Botswana’s mining accidents have significantly decreased over the last decade as the mining houses take a tough measures to meet north star geared toward reducing accidents, Home Affairs Minister, Edwin Batshu said.
Speaking at the Botswana Ash (BOTASH) five million fatality free shifts celebrations in Sowa Township, the minister showered praises on the mining industry over its high safet, health and environment ( She), record.
He in the 15 year period of 1998 to 2013, the number of serious injuries in the Botswana mining industry reported to the Department of mines reduced from 73 to 16.
“The number of fatal accidents has also decreased from 10 to 2 over the same period. This reduction in injuries is even more impressive as employment in the industry increased by 25 percent over that period,” said Batsu.
The mining industry around the world, with its large and complex, stationary as well as mobile equipment, presents a high risk, not only to the safety and health of employees, but even the general public and the safety of the expensive equipment used in production.
“This decrease in injury incidents is indeed commendable but we must never be complacent. Your attitude of zero tolerance with respect to unsafe acts and omissions must continue as this is the only way to maintain your incident free work environment,” urged Batshu.

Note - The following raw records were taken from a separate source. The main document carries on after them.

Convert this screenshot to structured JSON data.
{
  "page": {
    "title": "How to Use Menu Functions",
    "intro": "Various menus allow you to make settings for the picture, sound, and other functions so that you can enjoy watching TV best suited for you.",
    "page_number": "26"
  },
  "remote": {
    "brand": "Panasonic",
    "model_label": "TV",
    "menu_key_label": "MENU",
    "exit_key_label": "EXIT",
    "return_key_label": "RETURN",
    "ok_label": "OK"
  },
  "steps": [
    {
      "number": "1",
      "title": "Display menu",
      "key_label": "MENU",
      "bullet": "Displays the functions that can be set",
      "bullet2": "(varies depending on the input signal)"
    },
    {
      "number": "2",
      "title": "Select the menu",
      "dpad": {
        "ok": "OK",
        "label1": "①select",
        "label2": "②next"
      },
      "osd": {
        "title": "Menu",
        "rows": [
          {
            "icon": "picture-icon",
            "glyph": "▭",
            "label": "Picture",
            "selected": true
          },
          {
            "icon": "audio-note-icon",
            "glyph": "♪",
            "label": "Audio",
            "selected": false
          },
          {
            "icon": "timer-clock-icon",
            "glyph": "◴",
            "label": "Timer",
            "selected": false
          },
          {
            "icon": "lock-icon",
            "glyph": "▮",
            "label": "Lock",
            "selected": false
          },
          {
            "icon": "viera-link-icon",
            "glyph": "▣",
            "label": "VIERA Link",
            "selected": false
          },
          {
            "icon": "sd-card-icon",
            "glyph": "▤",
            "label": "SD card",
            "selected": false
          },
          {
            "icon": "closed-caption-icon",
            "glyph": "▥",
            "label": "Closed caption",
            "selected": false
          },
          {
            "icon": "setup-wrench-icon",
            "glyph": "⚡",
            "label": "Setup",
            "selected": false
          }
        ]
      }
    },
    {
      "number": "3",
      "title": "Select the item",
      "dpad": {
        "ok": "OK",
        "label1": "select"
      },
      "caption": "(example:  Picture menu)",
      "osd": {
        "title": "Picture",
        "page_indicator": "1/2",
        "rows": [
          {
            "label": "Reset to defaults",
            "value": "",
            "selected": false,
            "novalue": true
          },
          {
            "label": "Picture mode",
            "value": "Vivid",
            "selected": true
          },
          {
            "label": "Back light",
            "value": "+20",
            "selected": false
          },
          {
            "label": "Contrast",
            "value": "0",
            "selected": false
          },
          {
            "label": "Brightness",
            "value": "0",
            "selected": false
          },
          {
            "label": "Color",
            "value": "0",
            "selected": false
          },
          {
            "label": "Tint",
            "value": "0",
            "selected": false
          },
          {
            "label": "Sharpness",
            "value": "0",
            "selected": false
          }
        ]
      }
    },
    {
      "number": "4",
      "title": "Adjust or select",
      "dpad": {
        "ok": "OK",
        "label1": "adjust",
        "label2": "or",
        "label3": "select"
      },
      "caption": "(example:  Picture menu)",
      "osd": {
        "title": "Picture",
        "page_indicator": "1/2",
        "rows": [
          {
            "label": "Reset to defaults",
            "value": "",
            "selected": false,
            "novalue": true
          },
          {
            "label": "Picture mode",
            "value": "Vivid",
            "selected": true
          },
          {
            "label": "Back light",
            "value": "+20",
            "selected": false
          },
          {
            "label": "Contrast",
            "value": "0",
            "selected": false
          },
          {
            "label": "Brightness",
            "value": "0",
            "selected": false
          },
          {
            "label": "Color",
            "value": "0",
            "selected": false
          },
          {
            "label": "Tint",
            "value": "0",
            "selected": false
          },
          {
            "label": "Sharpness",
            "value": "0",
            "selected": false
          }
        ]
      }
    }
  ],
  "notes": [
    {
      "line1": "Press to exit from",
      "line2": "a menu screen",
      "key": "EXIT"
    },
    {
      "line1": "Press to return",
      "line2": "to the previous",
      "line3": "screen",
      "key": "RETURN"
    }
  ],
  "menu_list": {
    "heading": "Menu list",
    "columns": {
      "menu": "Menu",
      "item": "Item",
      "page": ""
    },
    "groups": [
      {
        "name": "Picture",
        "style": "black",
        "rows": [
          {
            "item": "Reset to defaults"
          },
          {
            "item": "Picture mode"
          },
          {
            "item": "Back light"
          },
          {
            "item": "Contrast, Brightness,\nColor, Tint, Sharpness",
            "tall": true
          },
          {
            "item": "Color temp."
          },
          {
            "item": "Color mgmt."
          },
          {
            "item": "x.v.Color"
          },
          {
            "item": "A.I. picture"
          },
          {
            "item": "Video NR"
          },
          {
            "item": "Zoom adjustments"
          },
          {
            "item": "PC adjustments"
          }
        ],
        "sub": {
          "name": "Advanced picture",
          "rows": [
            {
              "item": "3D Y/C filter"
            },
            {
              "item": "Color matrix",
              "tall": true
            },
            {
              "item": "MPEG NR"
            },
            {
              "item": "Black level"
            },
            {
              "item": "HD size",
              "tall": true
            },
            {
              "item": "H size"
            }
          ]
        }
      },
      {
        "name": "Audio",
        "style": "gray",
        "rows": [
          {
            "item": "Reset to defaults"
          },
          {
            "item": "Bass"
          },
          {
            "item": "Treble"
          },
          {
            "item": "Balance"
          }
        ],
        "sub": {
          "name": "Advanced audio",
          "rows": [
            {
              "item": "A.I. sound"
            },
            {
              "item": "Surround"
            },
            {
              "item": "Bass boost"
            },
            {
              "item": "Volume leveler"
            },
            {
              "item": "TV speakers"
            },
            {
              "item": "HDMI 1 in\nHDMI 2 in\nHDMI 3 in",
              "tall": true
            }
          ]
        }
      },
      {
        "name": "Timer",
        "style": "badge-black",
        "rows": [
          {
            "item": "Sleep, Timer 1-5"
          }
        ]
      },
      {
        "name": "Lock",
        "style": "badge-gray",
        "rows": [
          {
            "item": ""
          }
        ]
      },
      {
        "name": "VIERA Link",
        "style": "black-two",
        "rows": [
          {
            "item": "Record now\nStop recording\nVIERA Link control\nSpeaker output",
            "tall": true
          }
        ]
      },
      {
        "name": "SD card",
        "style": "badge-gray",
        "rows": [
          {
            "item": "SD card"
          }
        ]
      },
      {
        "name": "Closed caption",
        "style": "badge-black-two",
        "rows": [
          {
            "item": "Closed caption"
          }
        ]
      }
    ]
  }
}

The minister also said that special protocols to address fatality risks are the best way to reduce incidence of fatalities in the workplace. He said that the first step is to identify all the risks of fatal injury and systematically design protocols to reduce them. He said that the first achievement on that regard would be the eliminated risk.
“Where risks cannot be eliminated, the next step is to substitute the material or process to reduce the risk. If this too cannot be done, a complete redesign of the process to reduce risk must follow,” he said.
The minister added that provision of personal protective equipment is the last control measure to be instituted to prevent injury. He further said that it is very important that mines are committed to safety and health as much as their dedication to making profits.
The minister explained that since government has since 1970 shown commitment to the promotion of occupational safety and health through the enactment of various statutes such as the Factories Act, the Mines, Quarries, Works and Machinery Act, the Atmospheric Pollution Act, the Agrochemicals Act and the Radiation Protection Act.
“All these laws bear testimony to the position of government with regard to safety and health standards in the mining industry,” said Batshu.
He added that his ministry was assigned responsibility for safety and health through Government Notice Number 356 of 6th September 2002.
The minister further explained that his ministry has also prepared a draft national policy on occupational health and safety which is due to be circulated to government ministries.
“As government we will continue to work closely with the private sector in improving and putting in place the right instruments that will support businesses in the country in promoting safety and health in the workplace,” he said.
Speaking at the same event, Botswana Chamber of Mines (BCM) chief executive officer Charles Siwawa said that it is pleasing to see that there are significant exploration activities taking place in the country which will soon be turned into operational mines.
“This is a welcome development for the country as in the majority of cases these exploration activities will eventually be turned into operational mines. This will also create employment for Batswana and will also boost our economy,” he said.
He however said that mines come with challenges on the safety, health and environmental sectors.
Siwawa said that in the drafting of its constitution, BCM took a strategic position to allow exploration companies eligibility for membership such that safety, health and environmental issues are dealt with earlier during the mining process.
“These will inculcate responsibility towards the safety, health and environment at an early stage during development minerals,” he said,
BCM chief said mining activities have intrinsic occupational risks which must be managed to protect employees and machinery. He further commended the unions for their positive contribution towards safety, health and environment issues.
In conclusion he commended BOTASH for its adherence to high safety and environmental health standards.